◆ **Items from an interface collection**
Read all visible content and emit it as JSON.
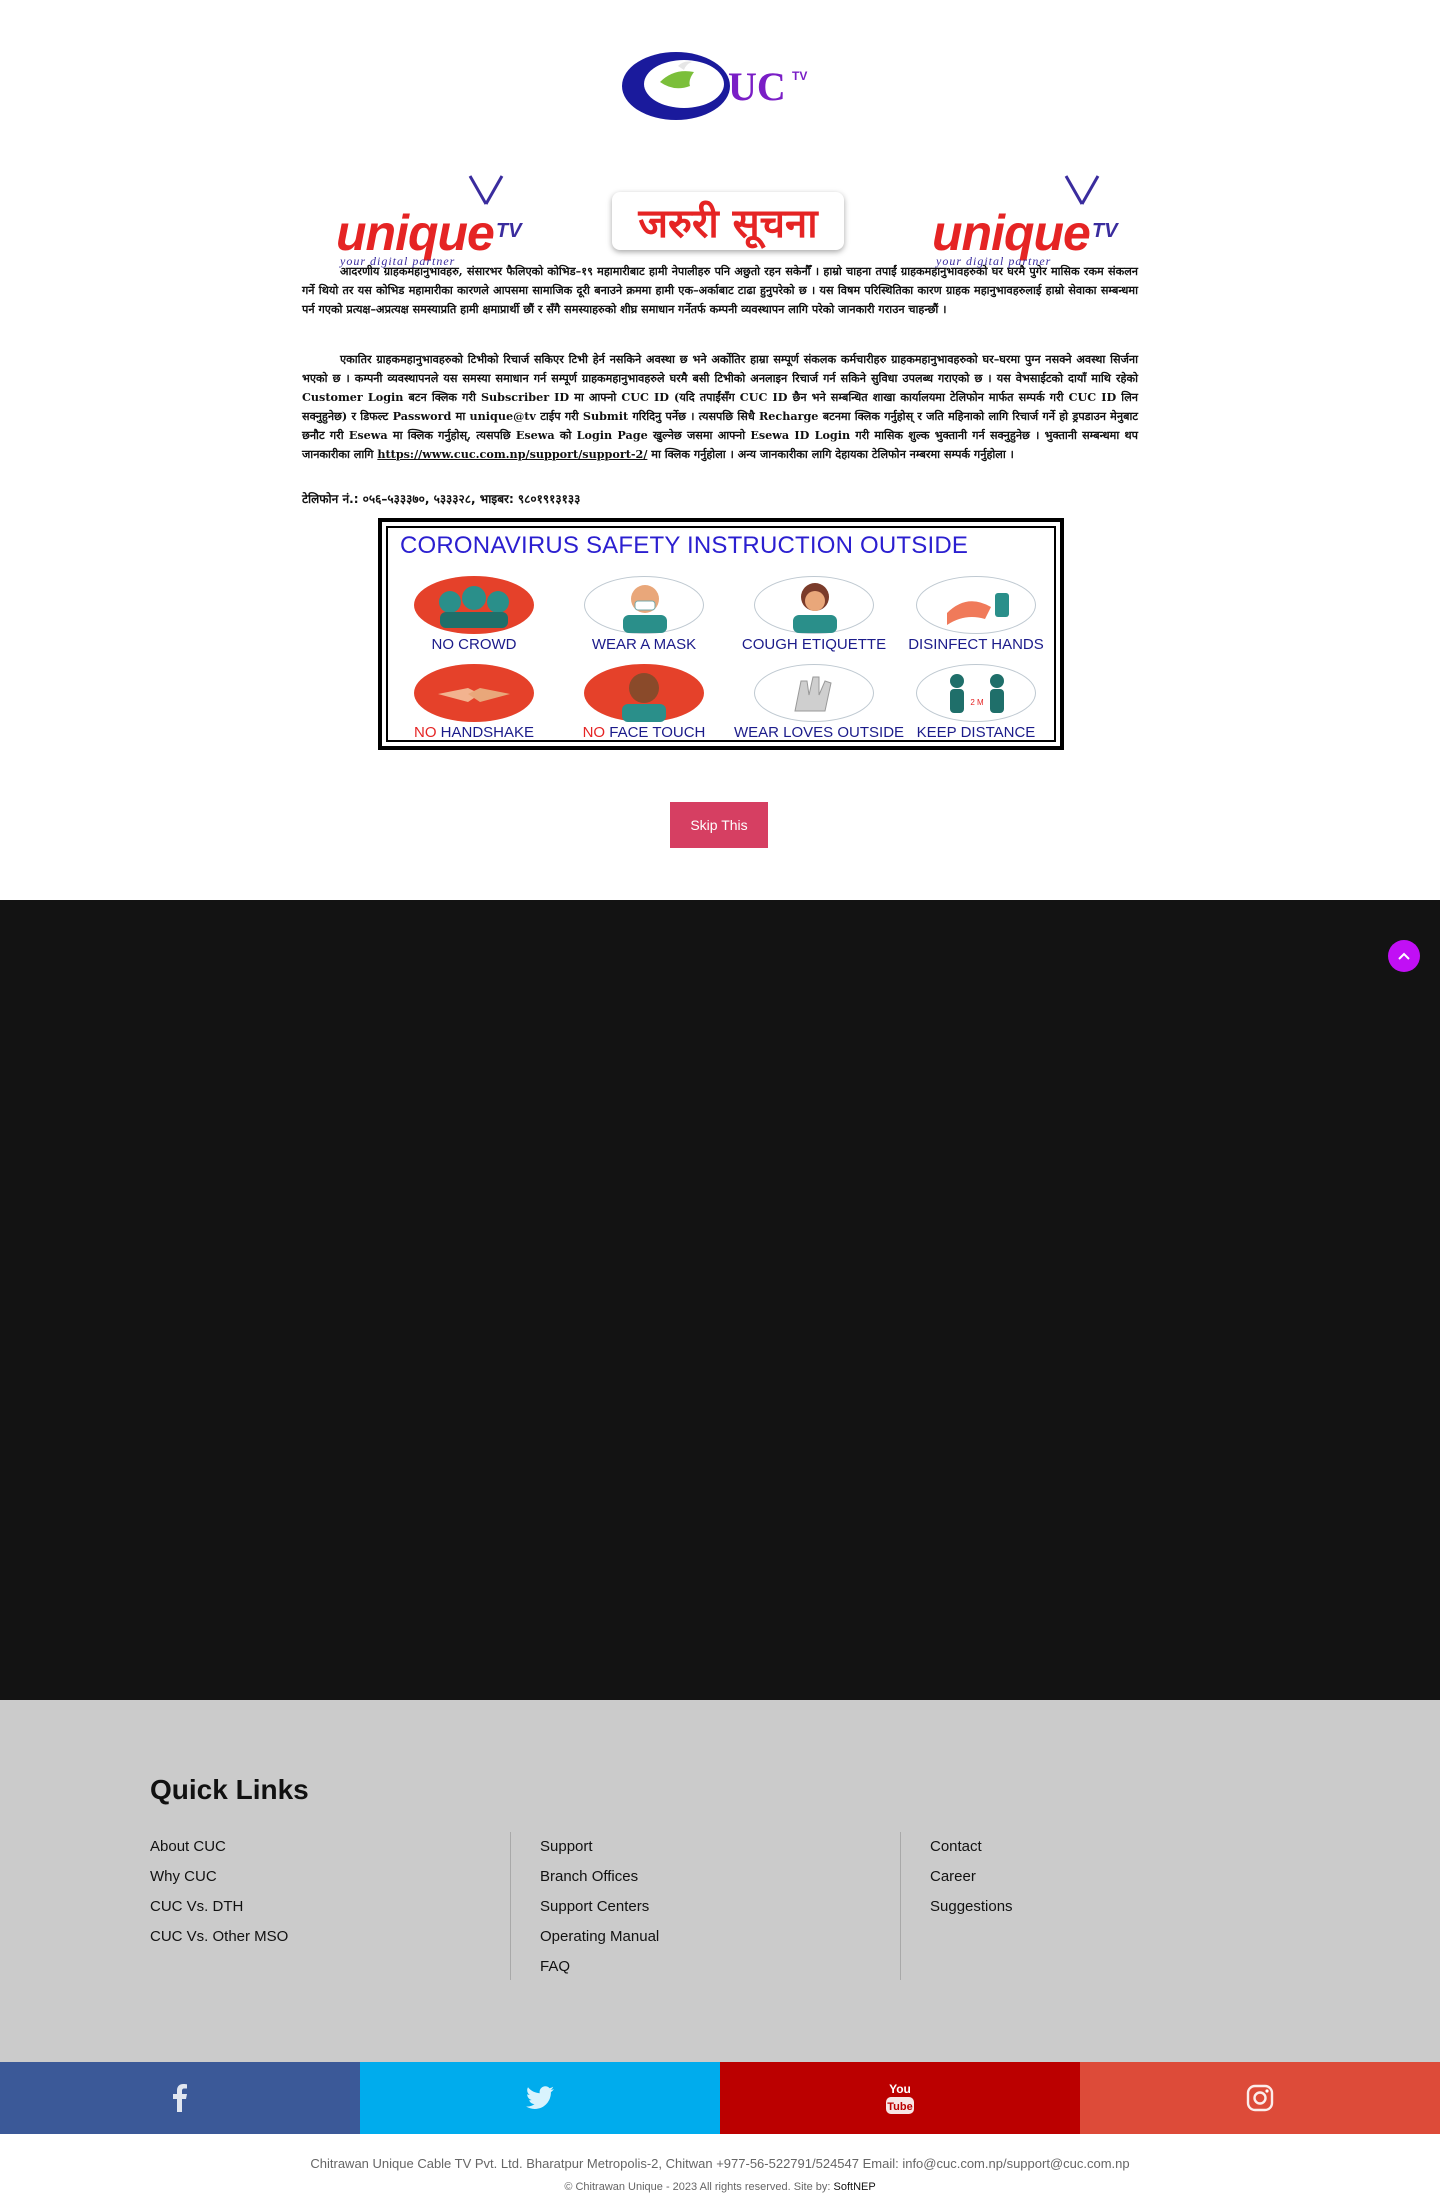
{
  "logo": {
    "text": "UC",
    "sub": "TV"
  },
  "notice": {
    "brand_word": "unique",
    "brand_tv": "TV",
    "brand_tagline": "your digital partner",
    "urgent_title": "जरुरी सूचना",
    "paragraph1": "आदरणीय ग्राहकमहानुभावहरु, संसारभर फैलिएको कोभिड–१९ महामारीबाट हामी नेपालीहरु पनि अछुतो रहन सकेनौँ । हाम्रो चाहना तपाईं ग्राहकमहानुभावहरुको घर घरमै पुगेर मासिक रकम संकलन गर्ने थियो तर यस कोभिड महामारीका कारणले आपसमा सामाजिक दूरी बनाउने क्रममा हामी एक–अर्काबाट टाढा हुनुपरेको छ । यस विषम परिस्थितिका कारण ग्राहक महानुभावहरुलाई हाम्रो सेवाका सम्बन्धमा पर्न गएको प्रत्यक्ष–अप्रत्यक्ष समस्याप्रति हामी क्षमाप्रार्थी छौं र सँगै समस्याहरुको शीघ्र समाधान गर्नेतर्फ कम्पनी व्यवस्थापन लागि परेको जानकारी गराउन चाहन्छौं ।",
    "paragraph2": "एकातिर ग्राहकमहानुभावहरुको टिभीको रिचार्ज सकिएर टिभी हेर्न नसकिने अवस्था छ भने अर्कोतिर हाम्रा सम्पूर्ण संकलक कर्मचारीहरु ग्राहकमहानुभावहरुको घर–घरमा पुग्न नसक्ने अवस्था सिर्जना भएको छ । कम्पनी व्यवस्थापनले यस समस्या समाधान गर्न सम्पूर्ण ग्राहकमहानुभावहरुले घरमै बसी टिभीको अनलाइन रिचार्ज गर्न सकिने सुविधा उपलब्ध गराएको छ । यस वेभसाईटको दायाँ माथि रहेको Customer Login बटन क्लिक गरी Subscriber ID मा आफ्नो CUC ID (यदि तपाईंसँग CUC ID छैन भने सम्बन्धित शाखा कार्यालयमा टेलिफोन मार्फत सम्पर्क गरी CUC ID लिन सक्नुहुनेछ) र डिफल्ट Password मा unique@tv टाईप गरी Submit गरिदिनु पर्नेछ । त्यसपछि सिधै Recharge बटनमा क्लिक गर्नुहोस् र जति महिनाको लागि रिचार्ज गर्ने हो ड्रपडाउन मेनुबाट छनौट गरी Esewa मा क्लिक गर्नुहोस्, त्यसपछि Esewa को Login Page खुल्नेछ जसमा आफ्नो Esewa ID Login गरी मासिक शुल्क भुक्तानी गर्न सक्नुहुनेछ । भुक्तानी सम्बन्धमा थप जानकारीका लागि",
    "link": "https://www.cuc.com.np/support/support-2/",
    "paragraph2_tail": " मा क्लिक गर्नुहोला । अन्य जानकारीका लागि देहायका टेलिफोन नम्बरमा सम्पर्क गर्नुहोला ।",
    "phone": "टेलिफोन नं.: ०५६–५३३३७०, ५३३३२८,  भाइबर: ९८०१९१३१३३"
  },
  "safety": {
    "title": "CORONAVIRUS SAFETY INSTRUCTION OUTSIDE",
    "items": [
      {
        "prefix": "",
        "label": "NO CROWD"
      },
      {
        "prefix": "",
        "label": "WEAR A MASK"
      },
      {
        "prefix": "",
        "label": "COUGH ETIQUETTE"
      },
      {
        "prefix": "",
        "label": "DISINFECT HANDS"
      },
      {
        "prefix": "NO",
        "label": " HANDSHAKE"
      },
      {
        "prefix": "NO",
        "label": " FACE TOUCH"
      },
      {
        "prefix": "",
        "label": "WEAR LOVES OUTSIDE"
      },
      {
        "prefix": "",
        "label": "KEEP DISTANCE"
      }
    ],
    "distance_note": "2 M"
  },
  "skip_label": "Skip This",
  "back_to_top": "^",
  "quick_links": {
    "title": "Quick Links",
    "col1": [
      "About CUC",
      "Why CUC",
      "CUC Vs. DTH",
      "CUC Vs. Other MSO"
    ],
    "col2": [
      "Support",
      "Branch Offices",
      "Support Centers",
      "Operating Manual",
      "FAQ"
    ],
    "col3": [
      "Contact",
      "Career",
      "Suggestions"
    ]
  },
  "social": {
    "youtube_text1": "You",
    "youtube_text2": "Tube"
  },
  "colors": {
    "facebook": "#3b5998",
    "twitter": "#00aced",
    "youtube": "#bb0000",
    "instagram": "#dd4b39",
    "skip": "#d63f62",
    "to_top": "#c10ff5"
  },
  "footer": {
    "address": "Chitrawan Unique Cable TV Pvt. Ltd. Bharatpur Metropolis-2, Chitwan +977-56-522791/524547 Email: info@cuc.com.np/support@cuc.com.np",
    "copyright": "© Chitrawan Unique - 2023 All rights reserved. Site by: ",
    "site_by": "SoftNEP"
  }
}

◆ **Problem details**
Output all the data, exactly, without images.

◆ **Result**
Read all visible content and emit it as JSON.
{
  "logo": {
    "text": "UC",
    "sub": "TV"
  },
  "notice": {
    "brand_word": "unique",
    "brand_tv": "TV",
    "brand_tagline": "your digital partner",
    "urgent_title": "जरुरी सूचना",
    "paragraph1": "आदरणीय ग्राहकमहानुभावहरु, संसारभर फैलिएको कोभिड–१९ महामारीबाट हामी नेपालीहरु पनि अछुतो रहन सकेनौँ । हाम्रो चाहना तपाईं ग्राहकमहानुभावहरुको घर घरमै पुगेर मासिक रकम संकलन गर्ने थियो तर यस कोभिड महामारीका कारणले आपसमा सामाजिक दूरी बनाउने क्रममा हामी एक–अर्काबाट टाढा हुनुपरेको छ । यस विषम परिस्थितिका कारण ग्राहक महानुभावहरुलाई हाम्रो सेवाका सम्बन्धमा पर्न गएको प्रत्यक्ष–अप्रत्यक्ष समस्याप्रति हामी क्षमाप्रार्थी छौं र सँगै समस्याहरुको शीघ्र समाधान गर्नेतर्फ कम्पनी व्यवस्थापन लागि परेको जानकारी गराउन चाहन्छौं ।",
    "paragraph2": "एकातिर ग्राहकमहानुभावहरुको टिभीको रिचार्ज सकिएर टिभी हेर्न नसकिने अवस्था छ भने अर्कोतिर हाम्रा सम्पूर्ण संकलक कर्मचारीहरु ग्राहकमहानुभावहरुको घर–घरमा पुग्न नसक्ने अवस्था सिर्जना भएको छ । कम्पनी व्यवस्थापनले यस समस्या समाधान गर्न सम्पूर्ण ग्राहकमहानुभावहरुले घरमै बसी टिभीको अनलाइन रिचार्ज गर्न सकिने सुविधा उपलब्ध गराएको छ । यस वेभसाईटको दायाँ माथि रहेको Customer Login बटन क्लिक गरी Subscriber ID मा आफ्नो CUC ID (यदि तपाईंसँग CUC ID छैन भने सम्बन्धित शाखा कार्यालयमा टेलिफोन मार्फत सम्पर्क गरी CUC ID लिन सक्नुहुनेछ) र डिफल्ट Password मा unique@tv टाईप गरी Submit गरिदिनु पर्नेछ । त्यसपछि सिधै Recharge बटनमा क्लिक गर्नुहोस् र जति महिनाको लागि रिचार्ज गर्ने हो ड्रपडाउन मेनुबाट छनौट गरी Esewa मा क्लिक गर्नुहोस्, त्यसपछि Esewa को Login Page खुल्नेछ जसमा आफ्नो Esewa ID Login गरी मासिक शुल्क भुक्तानी गर्न सक्नुहुनेछ । भुक्तानी सम्बन्धमा थप जानकारीका लागि",
    "link": "https://www.cuc.com.np/support/support-2/",
    "paragraph2_tail": " मा क्लिक गर्नुहोला । अन्य जानकारीका लागि देहायका टेलिफोन नम्बरमा सम्पर्क गर्नुहोला ।",
    "phone": "टेलिफोन नं.: ०५६–५३३३७०, ५३३३२८,  भाइबर: ९८०१९१३१३३"
  },
  "safety": {
    "title": "CORONAVIRUS SAFETY INSTRUCTION OUTSIDE",
    "items": [
      {
        "prefix": "",
        "label": "NO CROWD"
      },
      {
        "prefix": "",
        "label": "WEAR A MASK"
      },
      {
        "prefix": "",
        "label": "COUGH ETIQUETTE"
      },
      {
        "prefix": "",
        "label": "DISINFECT HANDS"
      },
      {
        "prefix": "NO",
        "label": " HANDSHAKE"
      },
      {
        "prefix": "NO",
        "label": " FACE TOUCH"
      },
      {
        "prefix": "",
        "label": "WEAR LOVES OUTSIDE"
      },
      {
        "prefix": "",
        "label": "KEEP DISTANCE"
      }
    ],
    "distance_note": "2 M"
  },
  "skip_label": "Skip This",
  "back_to_top": "^",
  "quick_links": {
    "title": "Quick Links",
    "col1": [
      "About CUC",
      "Why CUC",
      "CUC Vs. DTH",
      "CUC Vs. Other MSO"
    ],
    "col2": [
      "Support",
      "Branch Offices",
      "Support Centers",
      "Operating Manual",
      "FAQ"
    ],
    "col3": [
      "Contact",
      "Career",
      "Suggestions"
    ]
  },
  "social": {
    "youtube_text1": "You",
    "youtube_text2": "Tube"
  },
  "colors": {
    "facebook": "#3b5998",
    "twitter": "#00aced",
    "youtube": "#bb0000",
    "instagram": "#dd4b39",
    "skip": "#d63f62",
    "to_top": "#c10ff5"
  },
  "footer": {
    "address": "Chitrawan Unique Cable TV Pvt. Ltd. Bharatpur Metropolis-2, Chitwan +977-56-522791/524547 Email: info@cuc.com.np/support@cuc.com.np",
    "copyright": "© Chitrawan Unique - 2023 All rights reserved. Site by: ",
    "site_by": "SoftNEP"
  }
}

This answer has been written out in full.